Note: If you’re unsure of your dog’s weight in kilograms, first convert their weight in pounds to kilograms by dividing their weight in pounds by 2.2.
For example, let’s say you have a 50-pound dog. To calculate their RER, you would first convert their weight to kilograms:
50 pounds / 2.2 = 22.7 kilograms
Then, you would plug in their weight to the formula:
RER = (22.7 kg) ^ 0.75 x 70
RER = 674 calories per day
Thus, your dog’s RER is 674 calories per day.
Step 2: Calculate Your Dog’s Daily Energy Requirements
Once you know your dog’s RER, you can determine their daily energy requirements based on their activity level. Below is a breakdown of the daily energy requirements based on activity level:
- Sedentary: 1.2 x RER
- Lightly Active: 1.4 x RER
- Moderately Active: 1.6 x RER
- Highly Active: 2.0 x RER
Using the same example of a 50-pound dog, let’s say they’re moderately active. To determine the number of calories they should consume daily, you would use the following formula:
Daily Energy Requirement = 1.6 x RER
Daily Energy Requirement = 1.6 x 674
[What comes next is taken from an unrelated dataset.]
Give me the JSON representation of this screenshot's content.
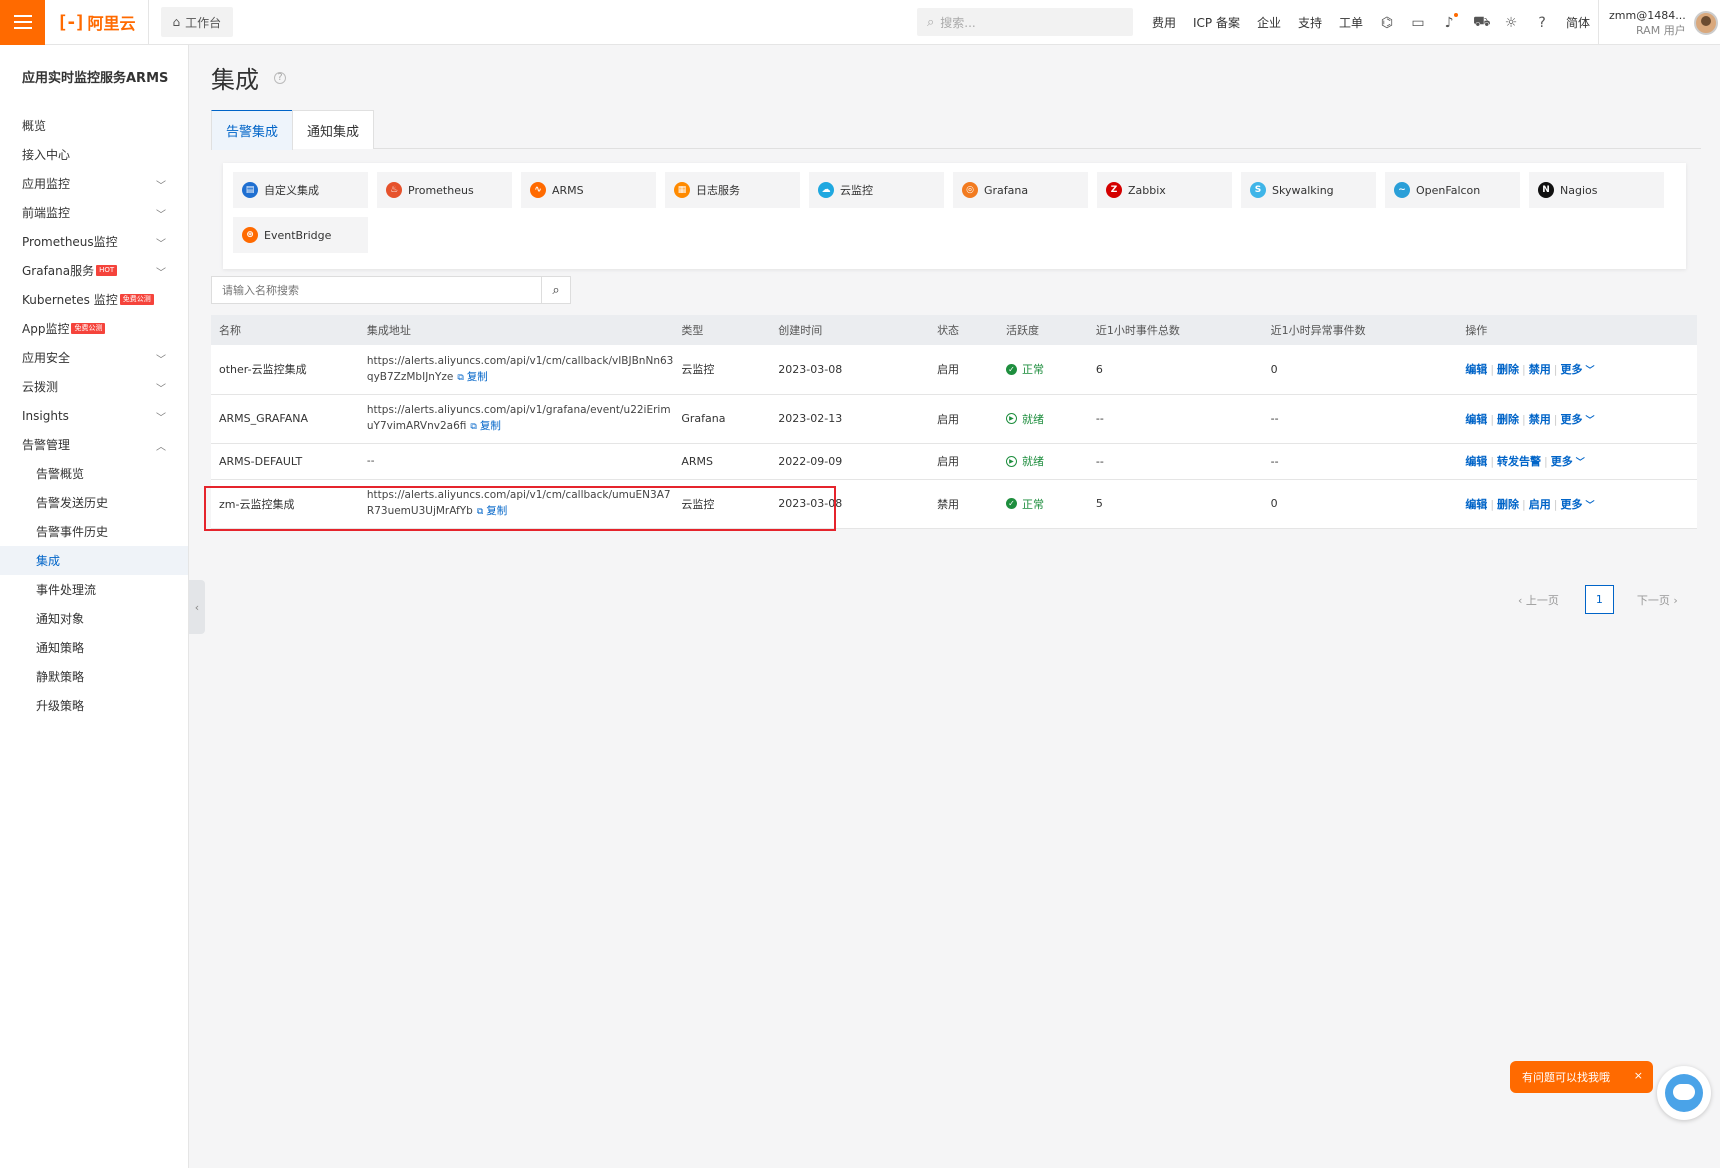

Daily Energy Requirement = 1,078.4 calories per day
Thus, your dog should consume around 1,078.4 calories per day.
Monitoring Your Dog’s Weight
While the calculations outlined above can help you determine how much food your dog should eat, it’s essential to monitor their weight regularly. If they start to gain or lose weight, you may need to adjust their food intake accordingly.
Signs Your Dog May Be Overweight
- Difficulty walking or running
- Shortness of breath
- Excessive panting
- Lethargy or low energy levels
- A reluctance to exercise
- Difficulty getting up or lying down
Signs Your Dog May Be Underweight
- Visible ribs or spine
- Loss of muscle mass
- Lack of appetite
- Dry, flaky skin
- Dull coat
Feeding Tips for Dogs
In addition to knowing how much to feed your dog, there are several feeding tips that can help ensure your dog is getting the best nutrition possible.
Choose Quality Food
Opt for high-quality dog food that is made from real ingredients rather than fillers. Look for food that contains adequate amounts of protein, fiber, and nutrients.
Overfeeding can lead to weight gain and other health issues such as diabetes or heart disease. Stick to the recommended portion sizes and avoid giving your dog table scraps.
Follow a Feeding Schedule
Dogs thrive on routine, so it’s essential to feed them around the same time each day. This can help prevent overeating and maintain a healthy weight.
Provide Fresh Water
Ensure that your dog has access to clean, fresh water at all times. This can help keep them hydrated and aid digestion.
Monitor Their Eating Habits
Pay attention to your dog’s eating habits. If they start to skip meals or overeat, it may indicate an underlying health issue that requires veterinary attention.
Knowing how much to feed your dog is vital to their overall health and well-being. By calculating their energy needs and monitoring their weight, you can help ensure that they’re getting the proper nutrition they need to thrive. Remember to always consult with your veterinarian to ensure that you’re providing your dog with the best possible care.
Q: How do I determine the right amount of food for my dog?
A: The right amount of food for your dog depends on factors like their age, weight, activity level, and overall health. Generally, a good rule of thumb is to feed your dog 2-3% of their body weight in food each day. However, it’s always best to consult with your vet to figure out the exact amount of food that will meet your dog’s nutritional needs.
Q: Can I feed my dog human food instead of commercial dog food?
A: While it’s okay to give your dog small amounts of certain human foods as treats, your dog’s regular diet should consist of high-quality commercial dog food that is specifically formulated to meet their nutritional needs. Human food may not provide all the nutrients that your dog needs, and some human foods can actually be harmful to dogs.
Q: Should I free-feed my dog or stick to a schedule?
A: It’s generally best to stick to a schedule and feed your dog at the same times each day. This can help prevent overeating and obesity, and it can also make it easier to monitor your dog’s appetite and digestion. However, if your dog is a healthy weight and has no issues with overeating, free-feeding may be an option.